Further interventions highlighted that in situations such as the conflict in Ukraine, it was difficult to distinguish between fact and propaganda. Despite differences in their interpretations of the fighting and actors involved, both the Ukrainian and Russian delegations, along with the entirety of those present, agreed that for the Socialist International the first priority must be to promote peace and an end to the loss of civilian life. The citizens of Ukraine are the ones that have suffered, having firstly been failed by successive governments and lately enduring the consequences of the conflict that have been felt by people across the country, but particularly in the affected regions. Members of delegations from other countries present brought their own experiences to the discussions, and were agreed that in the effort to find common ground including in a meeting such as this between colleagues, the SI had its role to play in taking a fresh approach to the crisis independent from the actors involved in the conflict, both internal and external, with the principles of our organisation at the forefront.
Following comprehensive discussions, conducted in a spirit of honesty and openness but also of mutual respect and fraternalism, the viewpoints of all those present were taken into account in a declaration on the conflict in Ukraine adopted by the committee at the close of the meeting, outlining its position in favour of the peaceful resolution of this conflict and proposals resulting from the agreements reached by participants.
Reports presented by delegates on the national situation in their respective countries related strongly to the agenda themes of democracy and solidarity.

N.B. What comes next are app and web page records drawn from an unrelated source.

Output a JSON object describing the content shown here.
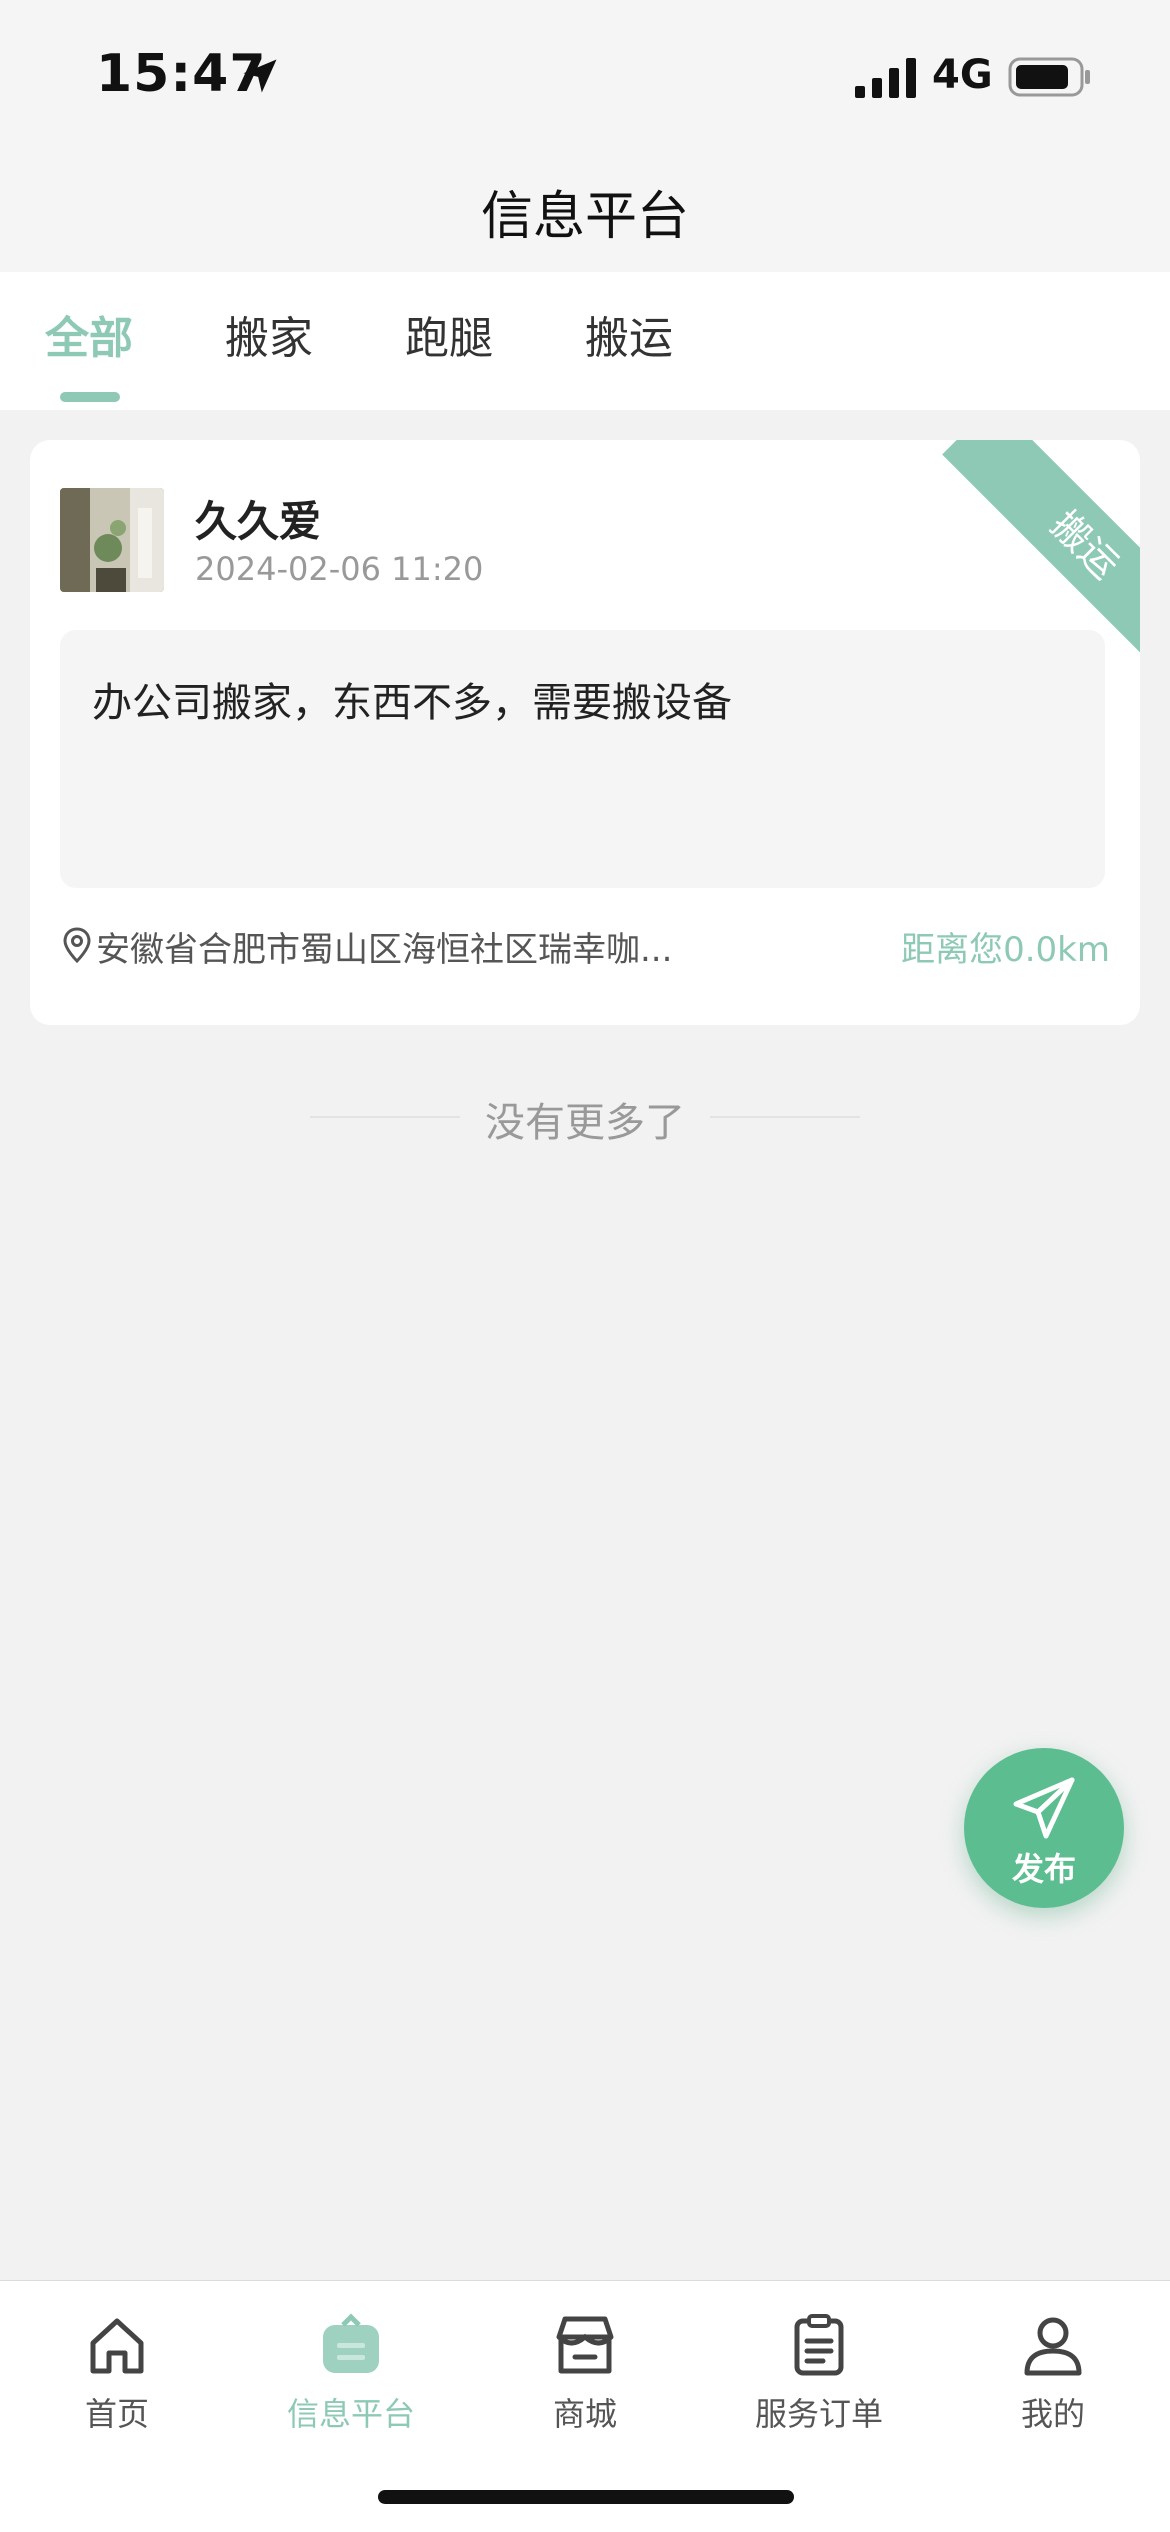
{
  "status_bar": {
    "time": "15:47",
    "network": "4G",
    "location_icon": "location-arrow-icon",
    "signal_icon": "signal-bars-icon",
    "battery_icon": "battery-icon"
  },
  "header": {
    "title": "信息平台"
  },
  "tabs": [
    {
      "label": "全部",
      "active": true
    },
    {
      "label": "搬家",
      "active": false
    },
    {
      "label": "跑腿",
      "active": false
    },
    {
      "label": "搬运",
      "active": false
    }
  ],
  "posts": [
    {
      "user_name": "久久爱",
      "time": "2024-02-06 11:20",
      "category_tag": "搬运",
      "content": "办公司搬家，东西不多，需要搬设备",
      "address": "安徽省合肥市蜀山区海恒社区瑞幸咖...",
      "distance": "距离您0.0km"
    }
  ],
  "list_end_text": "没有更多了",
  "fab": {
    "label": "发布",
    "icon": "paper-plane-icon"
  },
  "bottom_nav": [
    {
      "label": "首页",
      "icon": "home-icon",
      "active": false
    },
    {
      "label": "信息平台",
      "icon": "info-platform-icon",
      "active": true
    },
    {
      "label": "商城",
      "icon": "store-icon",
      "active": false
    },
    {
      "label": "服务订单",
      "icon": "clipboard-icon",
      "active": false
    },
    {
      "label": "我的",
      "icon": "user-icon",
      "active": false
    }
  ],
  "colors": {
    "accent": "#8ec9b5",
    "fab": "#5bbd90",
    "background": "#f2f2f2"
  }
}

With regard to the host country, this primarily concerned the search for space for an effective social-democratic political force in Kazakhstan. It was felt therefore, by the members of the committee, that it was important that the party participate in the SI and its activities as a reflection of the commitment of Kazaks to the values and principles of the International.
With regard to the SI member party in Russia, it had enjoyed some electoral success, while it continued to work to strengthen the democratic process to overcome reported shortcomings.

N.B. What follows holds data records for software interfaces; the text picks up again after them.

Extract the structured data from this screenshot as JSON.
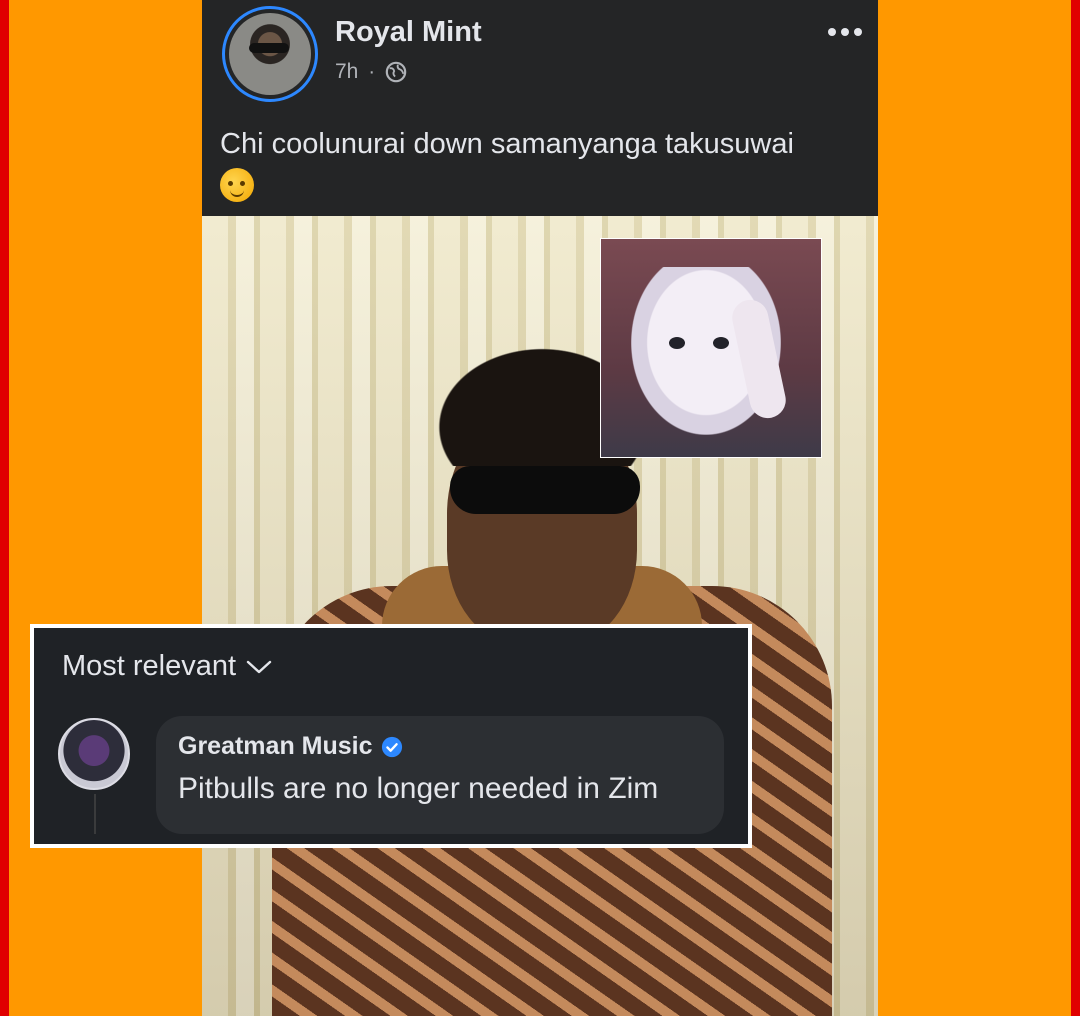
{
  "post": {
    "author": "Royal Mint",
    "time": "7h",
    "separator": "·",
    "privacy_icon": "globe-icon",
    "more_icon": "more-horizontal-icon",
    "text": "Chi coolunurai down samanyanga takusuwai",
    "emoji": "face-holding-back-tears-emoji"
  },
  "comments": {
    "sort_label": "Most relevant",
    "sort_icon": "chevron-down-icon",
    "items": [
      {
        "author": "Greatman Music",
        "verified": true,
        "text": "Pitbulls are no longer needed in Zim"
      }
    ]
  },
  "colors": {
    "background": "#ff9800",
    "border": "#e00000",
    "post_bg": "#242526",
    "accent": "#2d88ff",
    "text": "#e4e6eb",
    "muted": "#b0b3b8"
  }
}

In Armenia, there has been a mobilisation of civil society and youth groups, but that has not manifested itself in a party political way. Within the parliament, the SI member ARF-D was seeking cooperation with other opposition groups on issues of common concern.
In Azerbaijan, the party had re-established its relations with the Socialist International, in accordance with the decisions of the last Council, and was playing once more an active role in the work of the Committee, a fact that had been reflected in public opinion in the country.
The committee heard that growing authoritarianism was regrettably a feature of political life in Tajikistan, where the opposition has no leaders due to the systematic removal of official and unofficial opposition parties, under the pretence that it is fighting terrorism. Amendments to the constitution in 1999 and 2003 reduced democratic space in the country, and a state of total authoritarianism was now in existence.
Before closing, an overview of the discussions was made, pointing to the different experiences and examples with regard to the struggles of social democrats around the world to advance and consolidate political democracy, economic development with fairness, and social change. These objectives remained the fundamental commitments of the member parties of the International in the CIS, the Caucasus and the Black Sea region.